United Water committed to partner with institutional investors to form entities that will provide Nassau County, New York and the City of Bayonne, New Jersey with private capital to pay down accumulated debt and initiate capital investment in their municipal water systems. Through this five year commitment, United Water will take over operations and repairs of these water systems in exchange for resident-paid water usage fees. The municipalities, while clearing millions of dollars of accumulated debt, will maintain ownership and regulatory oversight of these systems. This unique partnership and innovative financial solution will promote job creation, create a cleaner environment, and ensure that ownership and stewardship of the water system never leaves public hands.
Establishment of the Shared Value Initiative
FSG committed to establish the Shared Value Initiative (SVI), a multi-stakeholder organization that will serve as a global knowledge and learning hub for companies and other stakeholders on the shared value concept, with key corporate co-founders. The SVI will capitalize on the current momentum around shared value by driving adoption amongst companies and by improving implementation at companies that have already engaged in shared value strategies. The SVI will engage in four major activities - deepen and document knowledge, create toolkits for implementation, build communities of practice via physical and virtual engagement opportunities, and steward the concept of shared value. Within the first two years, the founding partners aim to establish the SVI by developing an interactive communications platform, developing shared value content and events, and conducting outreach to a wide-range of stakeholders by identifying and developing outreach plans for stakeholders critical to shared value adoption and implementation.
Building a Global Movement to Redefine Success in Business
B Lab committed to extend the B Corp movement globally and grow the community of B Corps by 250 businesses, with a goal of reaching 20 countries on 6 continents by December 2013. Organizations that register as B Corps are purpose-driven to create a more inclusive and sustainable economy, with legal underpinnings that allow them to produce value for society as well as shareholders.
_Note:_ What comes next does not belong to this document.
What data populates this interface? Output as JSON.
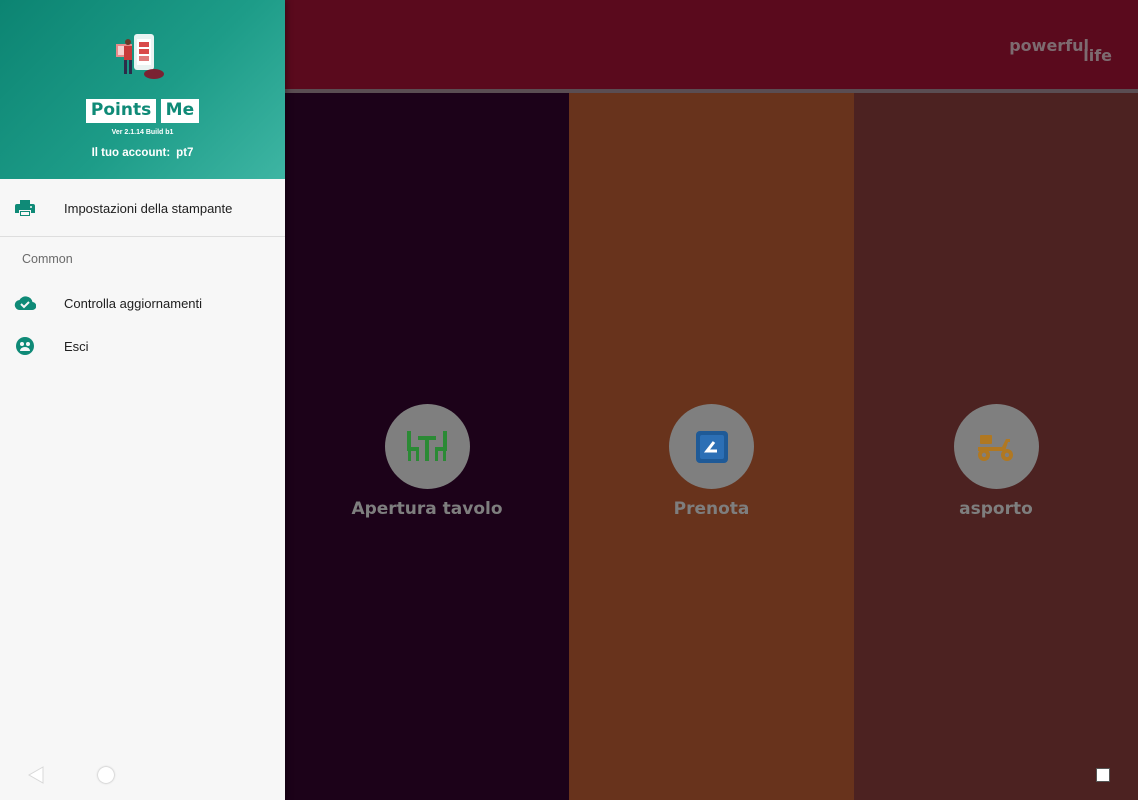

B Lab will build on the momentum of the B Corp movement in the US and begin its global campaign first in South America, partnering with its first international partner Sistema B to build a founding class of 100 B Corps in the region by the end of 2013. This global initiative will include policy work to create a new corporate form and policy incentives, extensive use of B Lab's standards and technology platform, and partnerships with organizations that have regional presence and expertise.
See more highlights from the Annual Meeting.